July 05, 2009 | Ronda Jambe

Still Creamin it in Canberra

It’s winter, some days the temperature doesn’t go much above 12C. There is a lot of plodding, as I’ve rejoined the work force, yet again, for a little while. And on a sunny day, rugged up against the blustery wind, there is still a mild exhilaration in being a public servant in the capital of this still lucky country.
Previously I’ve mentioned the boredom that too often goes with bad management in the public sector. Today I’ll talk about the flip side of that: the talent and professionalism that underlies the irritation when not fully deployed. But first a bit of perspective.
The government of California, with an economy probably bigger than Australia’s, has started issuing IOUs for payments. Many other state governments in the US are asking employees to take days off on no pay. Revenues are collapsing, and some cities have decided to cancel the fourth of July fireworks rather than lay off more staff. Tough call in a country as patriotic as the US.
Does anyone really doubt that the US is going broke? The final program on The Ascent of Money described Chimerica, in terms not much different from my blog about the US and China being ‘conjoined at the hipocket’. It said that by about 2025 the Chinese economy will be bigger than the US, which will have no manufacturing left. What does that imply for the might of the US military, or its pensions or its public services?
Here we are spending big time: a new gym on a high school up the street, and roads and bike paths at the coast. Feels good, even though such measures aren’t going to build the economy of the future, which will need public transport more than second gyms for schools.
Unlike my colleagues in Africa, my pay will be generous and arrive like clockwork. My office kitchenette comes supplied with seemingly endless coffee, tea and milk. Morning teas are polite and frequent.
And the project I’ll be helping with, which involves lots of ‘integration’ and ‘cross sectoral governance’ will be worthwhile and a money saver. Sometimes when a project cops no flack from either side, it’s because it’s simply a good idea. No ethical conflicts there for me. I don’t think I’ll be bored.
My partner said the only people who bag public servants are those who have never seen them at work, or been one. Talking to counter staff at Centrelink is a different world, and those public servants could tell the rest of us a thing or two about social problems that would make your hair stand on end.
But at the Canberra core, where the policy gets made and the stakeholders get managed, it is often an eye-opener to see how informed, professional, educated and open-minded public servants are. (Hey, that’s me!) Keep us busy and you’ll have our full attention and commitment. Treat us badly and you will get serious sulking and high turnover.
It looks like the lucky dip came up for me this time, and wandering around the Parliamentary Triangle, checking out the latest cafes hidden in the renovated buildings, it is hard not to be proud to be part of this country’s silent army of policy makers, program implementers, public communicators, treaty developers and record keepers.
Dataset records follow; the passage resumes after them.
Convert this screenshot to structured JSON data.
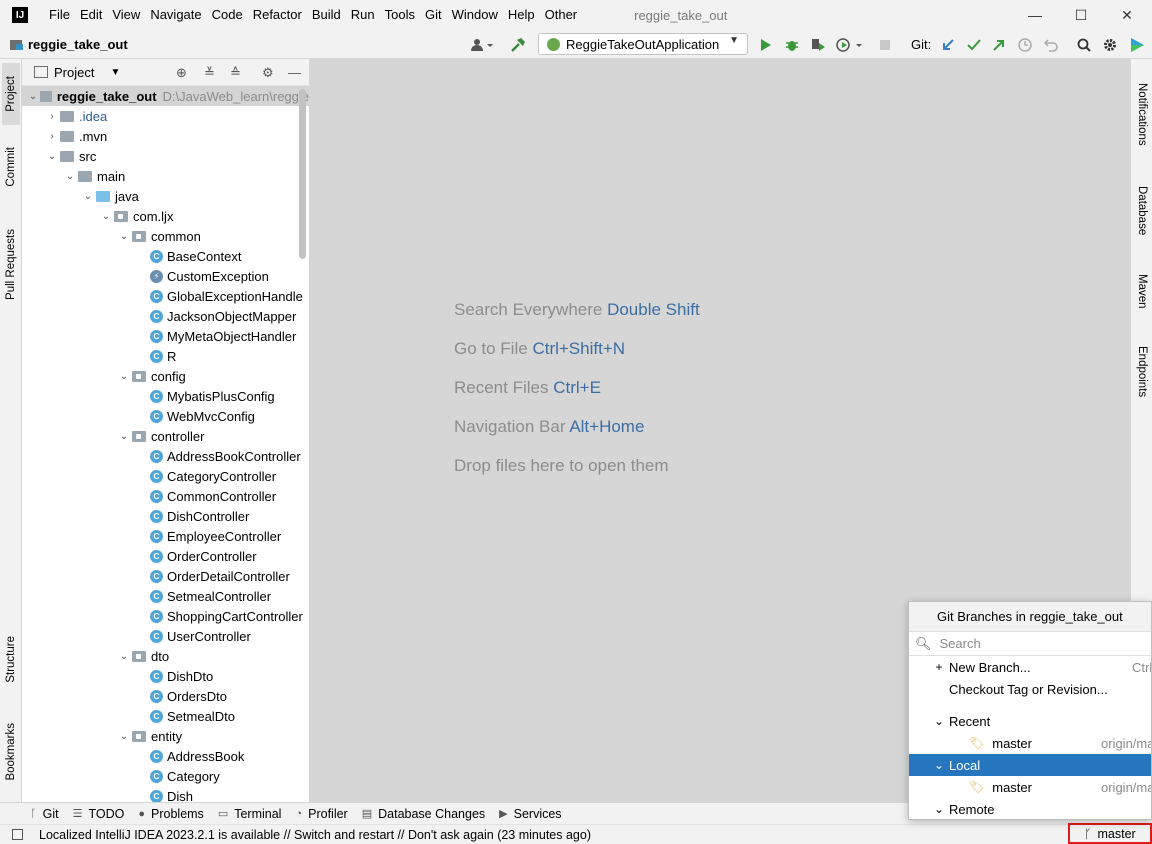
{
  "window": {
    "title": "reggie_take_out",
    "logo": "IJ",
    "menu": [
      "File",
      "Edit",
      "View",
      "Navigate",
      "Code",
      "Refactor",
      "Build",
      "Run",
      "Tools",
      "Git",
      "Window",
      "Help",
      "Other"
    ],
    "controls": {
      "minimize": "—",
      "maximize": "☐",
      "close": "✕"
    }
  },
  "navbar": {
    "project": "reggie_take_out",
    "run_config": "ReggieTakeOutApplication",
    "git_label": "Git:"
  },
  "left_stripe": {
    "tabs": [
      "Project",
      "Commit",
      "Pull Requests",
      "Structure",
      "Bookmarks"
    ]
  },
  "right_stripe": {
    "tabs": [
      "Notifications",
      "Database",
      "Maven",
      "Endpoints"
    ]
  },
  "project_panel": {
    "header": "Project",
    "root_name": "reggie_take_out",
    "root_path": "D:\\JavaWeb_learn\\reggie",
    "tree": [
      {
        "label": ".idea",
        "type": "folder"
      },
      {
        "label": ".mvn",
        "type": "folder"
      },
      {
        "label": "src",
        "type": "folder"
      },
      {
        "label": "main",
        "type": "folder"
      },
      {
        "label": "java",
        "type": "folder"
      },
      {
        "label": "com.ljx",
        "type": "package"
      },
      {
        "label": "common",
        "type": "package"
      },
      {
        "label": "BaseContext",
        "type": "class"
      },
      {
        "label": "CustomException",
        "type": "exception"
      },
      {
        "label": "GlobalExceptionHandle",
        "type": "class"
      },
      {
        "label": "JacksonObjectMapper",
        "type": "class"
      },
      {
        "label": "MyMetaObjectHandler",
        "type": "class"
      },
      {
        "label": "R",
        "type": "class"
      },
      {
        "label": "config",
        "type": "package"
      },
      {
        "label": "MybatisPlusConfig",
        "type": "class"
      },
      {
        "label": "WebMvcConfig",
        "type": "class"
      },
      {
        "label": "controller",
        "type": "package"
      },
      {
        "label": "AddressBookController",
        "type": "class"
      },
      {
        "label": "CategoryController",
        "type": "class"
      },
      {
        "label": "CommonController",
        "type": "class"
      },
      {
        "label": "DishController",
        "type": "class"
      },
      {
        "label": "EmployeeController",
        "type": "class"
      },
      {
        "label": "OrderController",
        "type": "class"
      },
      {
        "label": "OrderDetailController",
        "type": "class"
      },
      {
        "label": "SetmealController",
        "type": "class"
      },
      {
        "label": "ShoppingCartController",
        "type": "class"
      },
      {
        "label": "UserController",
        "type": "class"
      },
      {
        "label": "dto",
        "type": "package"
      },
      {
        "label": "DishDto",
        "type": "class"
      },
      {
        "label": "OrdersDto",
        "type": "class"
      },
      {
        "label": "SetmealDto",
        "type": "class"
      },
      {
        "label": "entity",
        "type": "package"
      },
      {
        "label": "AddressBook",
        "type": "class"
      },
      {
        "label": "Category",
        "type": "class"
      },
      {
        "label": "Dish",
        "type": "class"
      }
    ]
  },
  "editor": {
    "hints": [
      {
        "text": "Search Everywhere",
        "key": "Double Shift"
      },
      {
        "text": "Go to File",
        "key": "Ctrl+Shift+N"
      },
      {
        "text": "Recent Files",
        "key": "Ctrl+E"
      },
      {
        "text": "Navigation Bar",
        "key": "Alt+Home"
      },
      {
        "text": "Drop files here to open them",
        "key": ""
      }
    ]
  },
  "bottom_tabs": [
    "Git",
    "TODO",
    "Problems",
    "Terminal",
    "Profiler",
    "Database Changes",
    "Services"
  ],
  "status": {
    "message": "Localized IntelliJ IDEA 2023.2.1 is available // Switch and restart // Don't ask again (23 minutes ago)",
    "branch": "master"
  },
  "git_popup": {
    "title": "Git Branches in reggie_take_out",
    "search_placeholder": "Search",
    "new_branch": "New Branch...",
    "new_branch_shortcut": "Ctrl",
    "checkout": "Checkout Tag or Revision...",
    "recent_label": "Recent",
    "recent_branch": "master",
    "recent_remote": "origin/ma",
    "local_label": "Local",
    "local_branch": "master",
    "local_remote": "origin/ma",
    "remote_label": "Remote"
  },
  "colors": {
    "editor_bg": "#d6d6d6",
    "selection": "#2675bf",
    "highlight_border": "#e01b1b",
    "link_key": "#3c6ea3"
  }
}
Posted by Ronda Jambe at 5:48 pm | Comments Off on Still Creamin it in Canberra |
Filed under: Society

No Comments

No comments yet.

RSS feed for comments on this post.

Sorry, the comment form is closed at this time.